» Brief: In the listing below, how many lines hold the string "thumb"? Reply with the number and nothing else.

═══ Input material ═══

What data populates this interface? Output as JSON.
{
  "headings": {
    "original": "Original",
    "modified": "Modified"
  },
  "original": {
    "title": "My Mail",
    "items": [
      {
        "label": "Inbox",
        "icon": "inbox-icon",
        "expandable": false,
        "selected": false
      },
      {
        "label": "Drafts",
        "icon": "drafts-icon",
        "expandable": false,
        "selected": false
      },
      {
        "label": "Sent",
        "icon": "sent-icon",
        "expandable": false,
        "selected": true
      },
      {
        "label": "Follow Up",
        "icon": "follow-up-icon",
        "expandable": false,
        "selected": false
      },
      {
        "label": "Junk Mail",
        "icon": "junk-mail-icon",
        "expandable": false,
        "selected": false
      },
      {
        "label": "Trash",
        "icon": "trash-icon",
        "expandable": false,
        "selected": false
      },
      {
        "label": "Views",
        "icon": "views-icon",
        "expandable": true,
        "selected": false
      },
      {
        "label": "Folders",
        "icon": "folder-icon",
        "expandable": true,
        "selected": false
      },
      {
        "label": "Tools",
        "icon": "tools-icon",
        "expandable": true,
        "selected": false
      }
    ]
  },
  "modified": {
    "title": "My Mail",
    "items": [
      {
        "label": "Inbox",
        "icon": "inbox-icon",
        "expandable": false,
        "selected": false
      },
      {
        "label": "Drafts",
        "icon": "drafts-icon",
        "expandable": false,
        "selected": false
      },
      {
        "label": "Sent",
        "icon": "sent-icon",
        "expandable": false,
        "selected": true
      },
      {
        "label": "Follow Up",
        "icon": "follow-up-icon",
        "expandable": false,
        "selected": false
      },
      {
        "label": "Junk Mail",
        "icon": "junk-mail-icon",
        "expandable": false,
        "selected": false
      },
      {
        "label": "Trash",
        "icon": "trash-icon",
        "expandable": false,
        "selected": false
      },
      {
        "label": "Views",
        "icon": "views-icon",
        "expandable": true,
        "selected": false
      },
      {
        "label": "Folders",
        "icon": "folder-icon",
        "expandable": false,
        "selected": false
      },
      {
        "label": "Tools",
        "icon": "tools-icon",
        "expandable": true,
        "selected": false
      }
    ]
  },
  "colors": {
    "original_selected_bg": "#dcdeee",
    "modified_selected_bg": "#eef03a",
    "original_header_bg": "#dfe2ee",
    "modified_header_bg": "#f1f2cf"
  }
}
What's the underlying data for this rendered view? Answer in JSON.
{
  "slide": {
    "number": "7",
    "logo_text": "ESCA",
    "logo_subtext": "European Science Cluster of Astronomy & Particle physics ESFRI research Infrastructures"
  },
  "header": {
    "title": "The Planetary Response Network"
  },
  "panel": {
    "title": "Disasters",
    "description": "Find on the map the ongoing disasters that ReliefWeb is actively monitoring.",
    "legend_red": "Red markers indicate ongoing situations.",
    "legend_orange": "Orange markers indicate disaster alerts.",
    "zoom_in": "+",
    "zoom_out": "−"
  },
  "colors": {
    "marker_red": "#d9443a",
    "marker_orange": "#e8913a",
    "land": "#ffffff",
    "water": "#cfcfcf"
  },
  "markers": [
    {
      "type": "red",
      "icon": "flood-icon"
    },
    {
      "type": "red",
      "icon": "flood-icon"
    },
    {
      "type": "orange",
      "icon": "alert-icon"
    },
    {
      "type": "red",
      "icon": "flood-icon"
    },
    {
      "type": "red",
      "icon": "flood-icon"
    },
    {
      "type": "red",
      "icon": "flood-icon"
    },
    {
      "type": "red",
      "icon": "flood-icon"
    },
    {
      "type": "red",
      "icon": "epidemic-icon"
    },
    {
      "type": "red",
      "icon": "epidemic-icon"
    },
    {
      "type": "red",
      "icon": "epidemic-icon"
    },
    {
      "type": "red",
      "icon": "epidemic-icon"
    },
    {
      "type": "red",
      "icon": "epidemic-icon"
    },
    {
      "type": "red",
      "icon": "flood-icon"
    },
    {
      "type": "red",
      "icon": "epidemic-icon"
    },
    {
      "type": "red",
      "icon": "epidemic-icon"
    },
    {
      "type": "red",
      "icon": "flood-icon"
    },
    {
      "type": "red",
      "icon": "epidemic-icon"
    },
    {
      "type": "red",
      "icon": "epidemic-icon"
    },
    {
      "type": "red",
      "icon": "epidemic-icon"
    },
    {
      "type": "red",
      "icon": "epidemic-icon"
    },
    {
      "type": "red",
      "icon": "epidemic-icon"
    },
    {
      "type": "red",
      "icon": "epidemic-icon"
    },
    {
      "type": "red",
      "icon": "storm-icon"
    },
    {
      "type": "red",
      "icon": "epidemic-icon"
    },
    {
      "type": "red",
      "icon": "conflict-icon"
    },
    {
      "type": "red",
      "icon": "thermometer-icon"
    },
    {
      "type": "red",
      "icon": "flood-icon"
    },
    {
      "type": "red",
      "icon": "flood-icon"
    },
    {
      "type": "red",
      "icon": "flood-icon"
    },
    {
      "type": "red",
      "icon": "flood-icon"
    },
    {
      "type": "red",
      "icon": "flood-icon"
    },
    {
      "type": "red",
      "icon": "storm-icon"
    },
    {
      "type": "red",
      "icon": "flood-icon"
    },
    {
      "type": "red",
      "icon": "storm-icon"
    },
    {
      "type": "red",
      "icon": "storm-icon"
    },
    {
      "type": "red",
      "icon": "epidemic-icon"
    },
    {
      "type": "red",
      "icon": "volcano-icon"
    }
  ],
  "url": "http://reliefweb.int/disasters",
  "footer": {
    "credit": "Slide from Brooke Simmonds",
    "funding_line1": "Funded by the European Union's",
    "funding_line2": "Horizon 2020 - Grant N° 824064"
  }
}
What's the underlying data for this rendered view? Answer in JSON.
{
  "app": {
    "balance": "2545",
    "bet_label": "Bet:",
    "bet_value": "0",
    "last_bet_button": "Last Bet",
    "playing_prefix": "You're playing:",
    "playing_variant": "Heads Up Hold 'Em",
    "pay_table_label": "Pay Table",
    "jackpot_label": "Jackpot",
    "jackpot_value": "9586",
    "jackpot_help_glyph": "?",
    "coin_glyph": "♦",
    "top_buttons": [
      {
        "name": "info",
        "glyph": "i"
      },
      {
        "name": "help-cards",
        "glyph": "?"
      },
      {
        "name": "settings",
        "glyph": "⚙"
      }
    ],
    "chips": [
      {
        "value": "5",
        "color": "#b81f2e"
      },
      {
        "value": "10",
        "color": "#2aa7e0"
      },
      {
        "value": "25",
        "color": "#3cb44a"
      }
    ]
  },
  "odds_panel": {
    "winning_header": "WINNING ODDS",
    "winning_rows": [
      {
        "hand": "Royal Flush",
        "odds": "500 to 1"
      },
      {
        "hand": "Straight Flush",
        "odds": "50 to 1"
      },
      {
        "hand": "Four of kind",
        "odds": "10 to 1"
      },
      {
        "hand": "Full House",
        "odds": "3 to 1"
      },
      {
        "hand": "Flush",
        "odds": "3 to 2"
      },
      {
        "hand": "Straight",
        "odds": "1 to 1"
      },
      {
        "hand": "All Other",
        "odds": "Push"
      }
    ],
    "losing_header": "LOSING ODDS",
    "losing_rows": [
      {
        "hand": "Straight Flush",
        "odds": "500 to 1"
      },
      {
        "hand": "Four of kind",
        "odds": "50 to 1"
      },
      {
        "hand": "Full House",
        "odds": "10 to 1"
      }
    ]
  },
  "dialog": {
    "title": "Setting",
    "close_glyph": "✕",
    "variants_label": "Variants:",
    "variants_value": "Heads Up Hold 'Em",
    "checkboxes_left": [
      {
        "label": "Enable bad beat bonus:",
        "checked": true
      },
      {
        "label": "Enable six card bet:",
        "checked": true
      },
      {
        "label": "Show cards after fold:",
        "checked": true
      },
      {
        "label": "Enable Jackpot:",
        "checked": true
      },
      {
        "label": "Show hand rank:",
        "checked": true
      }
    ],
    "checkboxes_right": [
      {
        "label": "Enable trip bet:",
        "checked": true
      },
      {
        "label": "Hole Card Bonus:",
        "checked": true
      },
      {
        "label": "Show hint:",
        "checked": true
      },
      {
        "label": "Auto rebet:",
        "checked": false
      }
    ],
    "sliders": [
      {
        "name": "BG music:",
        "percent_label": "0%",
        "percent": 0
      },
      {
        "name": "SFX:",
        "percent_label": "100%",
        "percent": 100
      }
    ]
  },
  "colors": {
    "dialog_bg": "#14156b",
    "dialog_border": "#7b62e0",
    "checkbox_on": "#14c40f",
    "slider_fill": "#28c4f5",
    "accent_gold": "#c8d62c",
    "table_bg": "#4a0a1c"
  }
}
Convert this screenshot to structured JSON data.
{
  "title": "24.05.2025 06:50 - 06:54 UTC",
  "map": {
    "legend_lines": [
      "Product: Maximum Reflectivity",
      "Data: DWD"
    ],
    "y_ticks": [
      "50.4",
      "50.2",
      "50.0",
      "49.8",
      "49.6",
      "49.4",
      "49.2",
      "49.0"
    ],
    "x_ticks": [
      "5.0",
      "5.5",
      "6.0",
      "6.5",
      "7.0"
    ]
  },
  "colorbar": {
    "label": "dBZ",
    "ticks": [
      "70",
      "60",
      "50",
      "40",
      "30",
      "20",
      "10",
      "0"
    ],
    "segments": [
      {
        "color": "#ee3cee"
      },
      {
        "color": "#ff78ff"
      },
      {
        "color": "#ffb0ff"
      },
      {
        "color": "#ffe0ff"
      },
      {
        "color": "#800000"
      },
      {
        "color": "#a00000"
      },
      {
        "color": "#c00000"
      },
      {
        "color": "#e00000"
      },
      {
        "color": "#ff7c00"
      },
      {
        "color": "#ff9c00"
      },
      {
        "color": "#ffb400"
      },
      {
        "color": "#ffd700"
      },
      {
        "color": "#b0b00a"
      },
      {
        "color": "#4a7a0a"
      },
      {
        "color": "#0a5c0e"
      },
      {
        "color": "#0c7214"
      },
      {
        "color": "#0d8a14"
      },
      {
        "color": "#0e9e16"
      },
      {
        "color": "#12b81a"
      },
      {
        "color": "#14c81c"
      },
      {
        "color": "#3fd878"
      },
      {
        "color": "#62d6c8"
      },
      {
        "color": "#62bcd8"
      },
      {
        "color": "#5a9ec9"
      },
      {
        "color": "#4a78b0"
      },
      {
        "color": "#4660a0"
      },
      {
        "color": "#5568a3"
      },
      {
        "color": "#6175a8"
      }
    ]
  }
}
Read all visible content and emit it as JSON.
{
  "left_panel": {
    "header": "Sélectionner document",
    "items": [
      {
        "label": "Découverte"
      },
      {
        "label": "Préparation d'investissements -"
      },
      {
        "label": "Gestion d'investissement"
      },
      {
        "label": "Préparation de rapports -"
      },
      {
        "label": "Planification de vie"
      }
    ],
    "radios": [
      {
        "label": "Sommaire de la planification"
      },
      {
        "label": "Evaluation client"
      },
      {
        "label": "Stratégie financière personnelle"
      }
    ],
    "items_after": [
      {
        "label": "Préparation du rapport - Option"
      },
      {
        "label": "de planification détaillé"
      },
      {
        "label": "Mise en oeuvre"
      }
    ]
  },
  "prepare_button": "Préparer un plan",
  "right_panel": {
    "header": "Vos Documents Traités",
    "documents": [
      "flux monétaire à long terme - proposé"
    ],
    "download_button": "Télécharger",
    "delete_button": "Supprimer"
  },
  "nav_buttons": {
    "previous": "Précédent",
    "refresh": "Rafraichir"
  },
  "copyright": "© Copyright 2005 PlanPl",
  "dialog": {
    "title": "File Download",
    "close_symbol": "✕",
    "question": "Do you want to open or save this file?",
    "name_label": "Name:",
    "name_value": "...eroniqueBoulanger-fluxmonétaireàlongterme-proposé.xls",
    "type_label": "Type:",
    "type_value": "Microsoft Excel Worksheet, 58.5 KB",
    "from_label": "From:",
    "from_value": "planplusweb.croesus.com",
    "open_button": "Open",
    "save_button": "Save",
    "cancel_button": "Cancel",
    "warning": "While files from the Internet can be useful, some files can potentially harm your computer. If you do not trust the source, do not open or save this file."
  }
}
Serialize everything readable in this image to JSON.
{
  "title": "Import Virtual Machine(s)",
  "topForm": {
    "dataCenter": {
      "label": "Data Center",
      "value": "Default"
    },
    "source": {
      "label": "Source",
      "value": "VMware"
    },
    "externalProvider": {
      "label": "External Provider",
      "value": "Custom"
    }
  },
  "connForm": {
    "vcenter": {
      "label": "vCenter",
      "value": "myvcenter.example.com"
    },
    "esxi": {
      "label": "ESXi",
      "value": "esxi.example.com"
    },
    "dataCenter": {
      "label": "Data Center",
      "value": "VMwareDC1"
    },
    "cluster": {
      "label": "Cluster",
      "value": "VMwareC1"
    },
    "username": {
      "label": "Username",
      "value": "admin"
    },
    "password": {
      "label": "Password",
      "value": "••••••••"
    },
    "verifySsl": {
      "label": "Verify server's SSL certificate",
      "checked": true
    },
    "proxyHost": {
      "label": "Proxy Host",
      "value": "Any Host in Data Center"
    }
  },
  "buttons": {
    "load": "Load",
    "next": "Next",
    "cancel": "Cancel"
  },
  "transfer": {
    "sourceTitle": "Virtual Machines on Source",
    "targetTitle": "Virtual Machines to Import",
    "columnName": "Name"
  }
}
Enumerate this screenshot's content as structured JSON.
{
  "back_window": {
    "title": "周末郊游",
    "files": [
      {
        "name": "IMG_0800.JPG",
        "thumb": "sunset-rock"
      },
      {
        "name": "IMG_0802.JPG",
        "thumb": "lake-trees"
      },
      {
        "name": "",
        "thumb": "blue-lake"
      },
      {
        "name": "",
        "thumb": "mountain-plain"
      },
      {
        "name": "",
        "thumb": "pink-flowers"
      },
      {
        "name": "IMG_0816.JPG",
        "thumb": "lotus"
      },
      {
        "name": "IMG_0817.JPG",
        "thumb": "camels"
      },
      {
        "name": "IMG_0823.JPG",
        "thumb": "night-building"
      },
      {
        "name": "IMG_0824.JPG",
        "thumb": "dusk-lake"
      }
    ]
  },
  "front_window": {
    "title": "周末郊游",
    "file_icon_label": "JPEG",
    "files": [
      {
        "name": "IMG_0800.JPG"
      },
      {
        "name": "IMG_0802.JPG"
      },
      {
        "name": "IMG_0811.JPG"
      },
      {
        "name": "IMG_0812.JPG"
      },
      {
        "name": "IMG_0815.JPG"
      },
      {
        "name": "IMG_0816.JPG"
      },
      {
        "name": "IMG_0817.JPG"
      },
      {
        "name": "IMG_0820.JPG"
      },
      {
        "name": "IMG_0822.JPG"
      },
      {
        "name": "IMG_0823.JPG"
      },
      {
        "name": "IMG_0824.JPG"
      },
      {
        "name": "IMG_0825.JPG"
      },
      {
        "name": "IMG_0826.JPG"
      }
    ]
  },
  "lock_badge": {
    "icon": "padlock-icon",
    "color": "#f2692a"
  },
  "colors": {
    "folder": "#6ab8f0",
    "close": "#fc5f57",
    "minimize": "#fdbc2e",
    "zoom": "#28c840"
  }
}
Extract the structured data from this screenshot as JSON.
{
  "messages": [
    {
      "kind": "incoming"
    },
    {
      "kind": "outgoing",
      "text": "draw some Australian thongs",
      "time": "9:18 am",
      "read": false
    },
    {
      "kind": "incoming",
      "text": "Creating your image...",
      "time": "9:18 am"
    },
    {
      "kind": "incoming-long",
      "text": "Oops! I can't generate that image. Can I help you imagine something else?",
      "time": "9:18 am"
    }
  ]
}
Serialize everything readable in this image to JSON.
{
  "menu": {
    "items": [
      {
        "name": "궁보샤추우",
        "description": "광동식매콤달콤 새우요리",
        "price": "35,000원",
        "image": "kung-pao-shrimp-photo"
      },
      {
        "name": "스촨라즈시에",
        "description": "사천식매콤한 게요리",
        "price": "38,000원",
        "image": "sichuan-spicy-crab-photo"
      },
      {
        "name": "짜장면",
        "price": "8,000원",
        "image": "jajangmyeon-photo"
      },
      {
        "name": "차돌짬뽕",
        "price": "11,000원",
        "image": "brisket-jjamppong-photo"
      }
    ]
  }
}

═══

» Answer section: 9